### THE RECORDS ###

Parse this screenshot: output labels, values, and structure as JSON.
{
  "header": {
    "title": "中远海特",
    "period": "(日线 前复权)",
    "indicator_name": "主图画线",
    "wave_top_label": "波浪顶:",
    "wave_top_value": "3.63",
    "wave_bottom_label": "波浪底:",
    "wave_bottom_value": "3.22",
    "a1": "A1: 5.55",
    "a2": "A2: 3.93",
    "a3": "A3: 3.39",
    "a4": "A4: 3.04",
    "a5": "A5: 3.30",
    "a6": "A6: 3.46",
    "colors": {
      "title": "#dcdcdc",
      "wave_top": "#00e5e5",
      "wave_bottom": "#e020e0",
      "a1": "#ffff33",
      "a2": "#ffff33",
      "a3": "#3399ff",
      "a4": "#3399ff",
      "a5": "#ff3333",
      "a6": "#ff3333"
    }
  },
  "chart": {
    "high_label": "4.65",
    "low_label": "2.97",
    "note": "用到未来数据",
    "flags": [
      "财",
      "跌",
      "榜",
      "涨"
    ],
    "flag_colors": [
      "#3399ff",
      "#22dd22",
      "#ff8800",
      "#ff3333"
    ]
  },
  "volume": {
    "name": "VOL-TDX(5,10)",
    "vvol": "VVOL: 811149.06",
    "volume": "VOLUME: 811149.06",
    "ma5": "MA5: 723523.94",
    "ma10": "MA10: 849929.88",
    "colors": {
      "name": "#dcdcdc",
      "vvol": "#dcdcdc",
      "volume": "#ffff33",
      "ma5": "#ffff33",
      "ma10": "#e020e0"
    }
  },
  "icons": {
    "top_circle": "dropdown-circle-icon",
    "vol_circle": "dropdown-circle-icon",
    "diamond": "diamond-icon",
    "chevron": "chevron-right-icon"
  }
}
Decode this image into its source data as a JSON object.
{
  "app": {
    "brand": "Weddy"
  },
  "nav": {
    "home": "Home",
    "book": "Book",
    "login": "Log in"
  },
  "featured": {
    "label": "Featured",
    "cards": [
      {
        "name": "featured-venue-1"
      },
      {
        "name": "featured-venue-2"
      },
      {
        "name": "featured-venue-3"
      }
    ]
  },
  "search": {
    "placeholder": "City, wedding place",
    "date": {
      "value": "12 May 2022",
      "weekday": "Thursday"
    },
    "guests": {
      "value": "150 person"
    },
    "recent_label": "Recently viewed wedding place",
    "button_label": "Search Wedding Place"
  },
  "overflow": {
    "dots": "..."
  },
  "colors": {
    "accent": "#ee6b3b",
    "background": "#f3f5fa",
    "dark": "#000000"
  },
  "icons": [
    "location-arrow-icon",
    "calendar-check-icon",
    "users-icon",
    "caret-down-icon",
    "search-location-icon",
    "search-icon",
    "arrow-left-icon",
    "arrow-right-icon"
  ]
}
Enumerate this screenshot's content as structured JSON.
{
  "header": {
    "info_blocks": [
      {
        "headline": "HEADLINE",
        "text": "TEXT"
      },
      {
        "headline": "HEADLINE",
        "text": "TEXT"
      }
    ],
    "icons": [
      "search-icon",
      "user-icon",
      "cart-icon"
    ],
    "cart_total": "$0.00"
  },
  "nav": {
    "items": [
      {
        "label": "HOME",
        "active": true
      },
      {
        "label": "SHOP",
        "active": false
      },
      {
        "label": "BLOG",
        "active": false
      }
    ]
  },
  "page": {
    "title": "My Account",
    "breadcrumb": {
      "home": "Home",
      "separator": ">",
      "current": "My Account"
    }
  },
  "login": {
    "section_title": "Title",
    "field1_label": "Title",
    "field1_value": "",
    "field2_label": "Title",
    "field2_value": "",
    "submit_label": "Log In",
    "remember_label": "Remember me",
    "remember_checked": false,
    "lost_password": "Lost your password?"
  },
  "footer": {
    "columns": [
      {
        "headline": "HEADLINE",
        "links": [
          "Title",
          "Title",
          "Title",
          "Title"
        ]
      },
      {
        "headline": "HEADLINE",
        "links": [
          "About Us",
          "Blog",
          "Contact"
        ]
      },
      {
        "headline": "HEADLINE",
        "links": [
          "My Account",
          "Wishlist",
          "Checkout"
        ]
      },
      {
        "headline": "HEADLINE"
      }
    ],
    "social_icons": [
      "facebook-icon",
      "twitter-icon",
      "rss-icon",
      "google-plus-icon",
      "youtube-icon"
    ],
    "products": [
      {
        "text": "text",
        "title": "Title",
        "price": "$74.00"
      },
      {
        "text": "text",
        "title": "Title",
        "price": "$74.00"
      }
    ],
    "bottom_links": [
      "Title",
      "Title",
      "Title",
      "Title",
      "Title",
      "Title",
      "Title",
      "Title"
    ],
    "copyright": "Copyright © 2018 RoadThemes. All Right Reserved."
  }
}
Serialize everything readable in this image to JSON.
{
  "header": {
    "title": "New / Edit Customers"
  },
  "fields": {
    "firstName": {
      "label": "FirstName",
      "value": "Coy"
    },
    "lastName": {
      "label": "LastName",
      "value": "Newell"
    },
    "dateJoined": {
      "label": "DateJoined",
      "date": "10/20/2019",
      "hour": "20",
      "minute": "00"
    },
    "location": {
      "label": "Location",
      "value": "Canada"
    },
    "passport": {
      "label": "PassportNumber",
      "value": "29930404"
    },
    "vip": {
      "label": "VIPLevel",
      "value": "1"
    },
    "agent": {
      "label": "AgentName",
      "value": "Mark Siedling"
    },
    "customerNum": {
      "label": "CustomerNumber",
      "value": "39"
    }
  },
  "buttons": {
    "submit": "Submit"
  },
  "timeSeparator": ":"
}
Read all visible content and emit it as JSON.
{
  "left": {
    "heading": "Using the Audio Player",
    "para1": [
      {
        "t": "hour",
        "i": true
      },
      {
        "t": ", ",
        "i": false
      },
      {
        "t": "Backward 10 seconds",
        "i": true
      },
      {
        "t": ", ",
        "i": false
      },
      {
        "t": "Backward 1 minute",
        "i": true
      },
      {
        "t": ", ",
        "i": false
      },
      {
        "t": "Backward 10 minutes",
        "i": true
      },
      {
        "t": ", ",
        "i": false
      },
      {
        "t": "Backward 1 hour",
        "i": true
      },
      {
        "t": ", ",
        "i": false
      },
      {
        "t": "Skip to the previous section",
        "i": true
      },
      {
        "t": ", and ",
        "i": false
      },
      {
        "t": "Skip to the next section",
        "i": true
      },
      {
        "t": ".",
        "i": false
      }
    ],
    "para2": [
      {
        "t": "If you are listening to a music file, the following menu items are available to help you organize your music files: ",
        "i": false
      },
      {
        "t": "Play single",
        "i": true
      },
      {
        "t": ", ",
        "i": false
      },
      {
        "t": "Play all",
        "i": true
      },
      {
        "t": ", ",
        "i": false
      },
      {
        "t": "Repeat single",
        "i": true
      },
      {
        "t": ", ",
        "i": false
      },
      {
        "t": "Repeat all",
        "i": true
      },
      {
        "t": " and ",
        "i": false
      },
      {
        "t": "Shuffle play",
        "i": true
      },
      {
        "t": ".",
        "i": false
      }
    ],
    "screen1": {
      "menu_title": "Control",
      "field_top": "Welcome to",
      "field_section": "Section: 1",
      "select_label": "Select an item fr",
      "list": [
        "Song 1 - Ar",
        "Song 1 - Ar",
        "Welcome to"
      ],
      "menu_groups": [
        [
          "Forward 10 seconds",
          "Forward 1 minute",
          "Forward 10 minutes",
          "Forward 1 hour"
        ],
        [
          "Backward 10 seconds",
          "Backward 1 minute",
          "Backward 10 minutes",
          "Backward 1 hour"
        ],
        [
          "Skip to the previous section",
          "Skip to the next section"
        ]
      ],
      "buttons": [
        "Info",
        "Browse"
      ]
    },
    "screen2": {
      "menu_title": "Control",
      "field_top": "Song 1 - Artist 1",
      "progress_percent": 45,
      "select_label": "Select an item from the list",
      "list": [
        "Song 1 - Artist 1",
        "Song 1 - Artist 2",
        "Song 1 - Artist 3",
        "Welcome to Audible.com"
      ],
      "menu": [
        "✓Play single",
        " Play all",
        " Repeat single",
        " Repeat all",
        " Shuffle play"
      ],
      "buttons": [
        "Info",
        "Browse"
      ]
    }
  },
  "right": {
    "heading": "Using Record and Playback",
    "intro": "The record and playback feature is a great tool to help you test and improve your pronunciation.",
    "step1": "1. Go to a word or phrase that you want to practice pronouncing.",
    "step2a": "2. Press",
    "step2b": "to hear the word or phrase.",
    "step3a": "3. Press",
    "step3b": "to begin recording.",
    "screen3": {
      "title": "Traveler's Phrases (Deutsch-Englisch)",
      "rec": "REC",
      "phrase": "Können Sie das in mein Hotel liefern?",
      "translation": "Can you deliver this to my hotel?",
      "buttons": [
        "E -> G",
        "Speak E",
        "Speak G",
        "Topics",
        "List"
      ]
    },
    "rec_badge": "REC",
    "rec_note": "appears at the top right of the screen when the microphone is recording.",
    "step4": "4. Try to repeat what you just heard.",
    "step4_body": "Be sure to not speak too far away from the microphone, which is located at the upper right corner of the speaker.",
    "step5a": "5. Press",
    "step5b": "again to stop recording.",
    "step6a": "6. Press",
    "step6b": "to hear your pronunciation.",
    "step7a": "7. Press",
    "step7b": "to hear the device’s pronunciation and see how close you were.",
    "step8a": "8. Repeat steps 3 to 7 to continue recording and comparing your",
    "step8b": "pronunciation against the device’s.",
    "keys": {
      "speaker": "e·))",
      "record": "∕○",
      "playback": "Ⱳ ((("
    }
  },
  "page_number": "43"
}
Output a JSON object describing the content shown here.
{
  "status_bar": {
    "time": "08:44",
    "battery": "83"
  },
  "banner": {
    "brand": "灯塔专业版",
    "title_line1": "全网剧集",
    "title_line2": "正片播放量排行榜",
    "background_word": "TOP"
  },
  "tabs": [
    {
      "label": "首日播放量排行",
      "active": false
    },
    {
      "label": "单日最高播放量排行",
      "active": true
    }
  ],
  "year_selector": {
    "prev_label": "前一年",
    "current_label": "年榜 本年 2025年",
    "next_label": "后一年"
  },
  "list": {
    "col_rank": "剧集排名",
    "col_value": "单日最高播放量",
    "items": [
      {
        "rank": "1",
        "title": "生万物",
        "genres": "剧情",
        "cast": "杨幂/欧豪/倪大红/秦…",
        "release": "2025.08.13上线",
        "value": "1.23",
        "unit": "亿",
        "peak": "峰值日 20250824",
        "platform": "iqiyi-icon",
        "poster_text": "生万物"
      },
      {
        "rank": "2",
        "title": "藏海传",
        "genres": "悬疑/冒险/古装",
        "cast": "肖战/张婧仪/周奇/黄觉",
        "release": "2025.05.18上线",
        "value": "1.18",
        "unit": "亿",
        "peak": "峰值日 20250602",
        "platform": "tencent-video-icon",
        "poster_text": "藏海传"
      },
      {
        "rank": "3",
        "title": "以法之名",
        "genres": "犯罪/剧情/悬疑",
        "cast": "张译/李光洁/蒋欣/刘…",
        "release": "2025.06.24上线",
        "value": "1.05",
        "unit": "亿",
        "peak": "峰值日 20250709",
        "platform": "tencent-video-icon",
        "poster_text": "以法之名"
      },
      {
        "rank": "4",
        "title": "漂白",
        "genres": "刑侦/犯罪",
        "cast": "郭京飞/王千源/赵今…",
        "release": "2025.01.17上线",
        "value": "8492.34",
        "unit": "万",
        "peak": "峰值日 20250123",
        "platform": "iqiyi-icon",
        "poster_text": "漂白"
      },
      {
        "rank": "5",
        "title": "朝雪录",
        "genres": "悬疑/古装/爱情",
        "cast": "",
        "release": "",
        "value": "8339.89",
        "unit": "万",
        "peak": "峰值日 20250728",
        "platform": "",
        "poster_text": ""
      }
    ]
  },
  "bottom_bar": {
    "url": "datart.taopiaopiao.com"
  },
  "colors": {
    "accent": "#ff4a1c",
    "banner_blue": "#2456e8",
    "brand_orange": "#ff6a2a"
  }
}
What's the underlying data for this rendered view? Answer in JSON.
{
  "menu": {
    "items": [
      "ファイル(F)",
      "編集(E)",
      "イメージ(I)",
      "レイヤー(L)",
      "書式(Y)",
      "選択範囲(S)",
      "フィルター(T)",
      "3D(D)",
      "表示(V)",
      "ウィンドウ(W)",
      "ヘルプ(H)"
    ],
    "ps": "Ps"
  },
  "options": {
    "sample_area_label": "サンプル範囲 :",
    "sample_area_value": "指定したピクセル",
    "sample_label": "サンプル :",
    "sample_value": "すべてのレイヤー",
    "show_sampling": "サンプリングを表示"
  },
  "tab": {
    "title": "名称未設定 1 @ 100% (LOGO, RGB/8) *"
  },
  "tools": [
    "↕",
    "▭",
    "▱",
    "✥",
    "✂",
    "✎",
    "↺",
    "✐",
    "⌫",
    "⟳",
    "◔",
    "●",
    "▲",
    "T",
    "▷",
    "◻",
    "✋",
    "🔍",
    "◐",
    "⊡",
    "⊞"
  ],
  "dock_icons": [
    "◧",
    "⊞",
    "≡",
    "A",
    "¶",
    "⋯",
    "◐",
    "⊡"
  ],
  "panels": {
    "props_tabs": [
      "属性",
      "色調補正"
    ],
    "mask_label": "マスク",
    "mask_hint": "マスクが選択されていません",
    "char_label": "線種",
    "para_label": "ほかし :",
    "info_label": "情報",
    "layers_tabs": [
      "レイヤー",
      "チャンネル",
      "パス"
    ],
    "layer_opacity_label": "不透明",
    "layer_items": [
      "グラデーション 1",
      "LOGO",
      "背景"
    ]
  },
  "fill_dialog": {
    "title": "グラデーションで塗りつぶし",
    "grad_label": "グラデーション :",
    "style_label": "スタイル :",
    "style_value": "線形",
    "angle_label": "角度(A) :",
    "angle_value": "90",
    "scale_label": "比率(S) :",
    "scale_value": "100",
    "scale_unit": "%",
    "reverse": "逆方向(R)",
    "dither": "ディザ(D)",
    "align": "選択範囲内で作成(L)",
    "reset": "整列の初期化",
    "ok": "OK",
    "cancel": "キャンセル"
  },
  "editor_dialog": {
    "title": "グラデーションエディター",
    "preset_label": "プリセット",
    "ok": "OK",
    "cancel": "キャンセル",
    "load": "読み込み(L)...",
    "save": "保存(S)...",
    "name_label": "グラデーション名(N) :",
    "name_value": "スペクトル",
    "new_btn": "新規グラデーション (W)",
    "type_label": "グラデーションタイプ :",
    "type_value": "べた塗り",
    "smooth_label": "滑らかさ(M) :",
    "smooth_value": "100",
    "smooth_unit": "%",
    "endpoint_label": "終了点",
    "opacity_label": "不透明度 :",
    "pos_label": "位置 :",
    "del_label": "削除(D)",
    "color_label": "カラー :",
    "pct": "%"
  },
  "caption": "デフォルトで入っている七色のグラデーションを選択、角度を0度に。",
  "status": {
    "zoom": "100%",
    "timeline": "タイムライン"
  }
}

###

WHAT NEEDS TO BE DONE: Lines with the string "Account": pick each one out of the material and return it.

WRITTEN ANSWER:
    "title": "My Account",
      "current": "My Account"
          "My Account",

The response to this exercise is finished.